Treatments of anovulatory related infertility aim to shift the balance of intraovarian steroid synthesis away from an LH driven excessive androgen synthesis towards a FSH driven steroid synthesis that helps in final development of a dominant follicle.
Several treatment options are available to treat infertility in PCOS women. As PCOS is often associated with obesity the first step in treatment of such women is lifestyle modification which includes a healthy diet and exercise. A diet that is low in carbohydrates and high in protein content reduces the glycemic load which helps in weight loss and corrects hormonal imbalance. Recommended exercise in PCOS women is at least 30 minutes of moderate exercise daily. Weight reduction reduces hyperinsulinemia and insulin resistance, and increased physical activity increases insulin sensitivity. This improves the hormonal balance in the ovary and reduces androgen dominance. A steady decrease in weight seems to be more important than the actual amount of weight lost. Even 5% decrease in patients body weight has shown to improve fertility.

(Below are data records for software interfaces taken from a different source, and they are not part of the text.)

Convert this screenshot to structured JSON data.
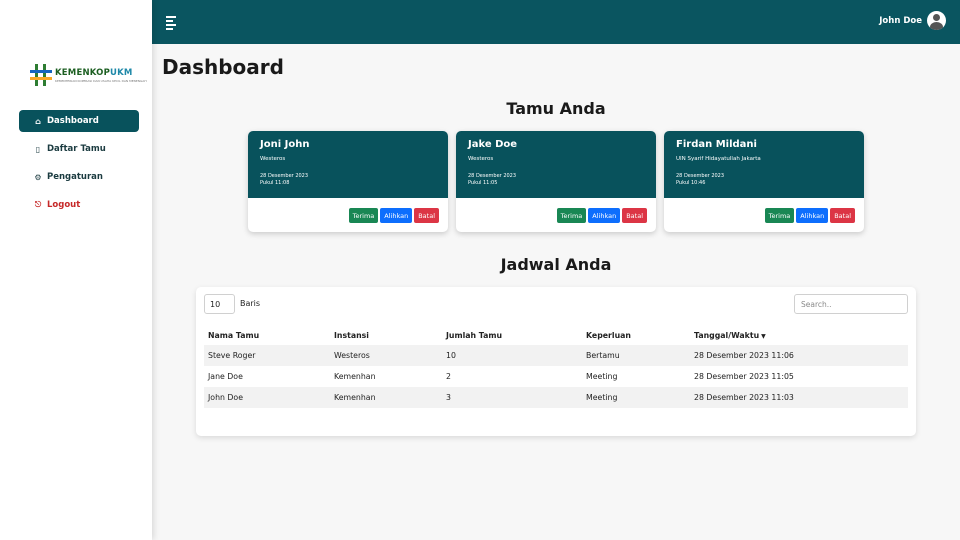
{
  "sidebar": {
    "logo": {
      "title_a": "KEMENKOP",
      "title_b": "UKM",
      "subtitle": "KEMENTERIAN KOPERASI DAN USAHA KECIL DAN MENENGAH"
    },
    "items": [
      {
        "label": "Dashboard",
        "icon": "home-icon",
        "glyph": "⌂",
        "active": true
      },
      {
        "label": "Daftar Tamu",
        "icon": "clipboard-icon",
        "glyph": "▯"
      },
      {
        "label": "Pengaturan",
        "icon": "gear-icon",
        "glyph": "⚙"
      },
      {
        "label": "Logout",
        "icon": "logout-icon",
        "glyph": "⎋"
      }
    ]
  },
  "header": {
    "user_name": "John Doe"
  },
  "page_title": "Dashboard",
  "guests_section": {
    "title": "Tamu Anda",
    "cards": [
      {
        "name": "Joni John",
        "institution": "Westeros",
        "date": "28 Desember 2023",
        "time": "Pukul 11:08"
      },
      {
        "name": "Jake Doe",
        "institution": "Westeros",
        "date": "28 Desember 2023",
        "time": "Pukul 11:05"
      },
      {
        "name": "Firdan Mildani",
        "institution": "UIN Syarif Hidayatullah Jakarta",
        "date": "28 Desember 2023",
        "time": "Pukul 10:46"
      }
    ],
    "buttons": {
      "accept": "Terima",
      "redirect": "Alihkan",
      "cancel": "Batal"
    }
  },
  "schedule_section": {
    "title": "Jadwal Anda",
    "length_value": "10",
    "length_label": "Baris",
    "search_placeholder": "Search..",
    "columns": [
      "Nama Tamu",
      "Instansi",
      "Jumlah Tamu",
      "Keperluan",
      "Tanggal/Waktu"
    ],
    "rows": [
      [
        "Steve Roger",
        "Westeros",
        "10",
        "Bertamu",
        "28 Desember 2023 11:06"
      ],
      [
        "Jane Doe",
        "Kemenhan",
        "2",
        "Meeting",
        "28 Desember 2023 11:05"
      ],
      [
        "John Doe",
        "Kemenhan",
        "3",
        "Meeting",
        "28 Desember 2023 11:03"
      ]
    ]
  },
  "colors": {
    "primary": "#0a5560",
    "accept": "#198754",
    "redirect": "#0d6efd",
    "cancel": "#dc3545"
  }
}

Women who still have infrequent ovulation despite lifestyle modifications may require fertility medications called as ovulation inducing drugs like Clomiphene Citrate and Letrazole to assist with follicular growth and ovulation. Some PCOS patients do not respond to these ovulation inducing drugs may require Gonadotropin injections. In ovarian resistant PCOS women no response is achieved with either oral tablets or injections and such patients can benefit from either laparoscopic ovarian drilling or IVF to achieve pregnancy. Laparoscopic ovarian drilling (LOD) in CC-resistant PCOS women is beneficial in highly selected cases, particularly in those with hyper secretion of LH, shorter duration of infertility and normal BMI. The mechanism by which LOD benefits resistant PCOS is by reducing the levels of Testosterone, Androstenedione,Estradiol and LH. IVF in PCOS patients has proven to have good success rates.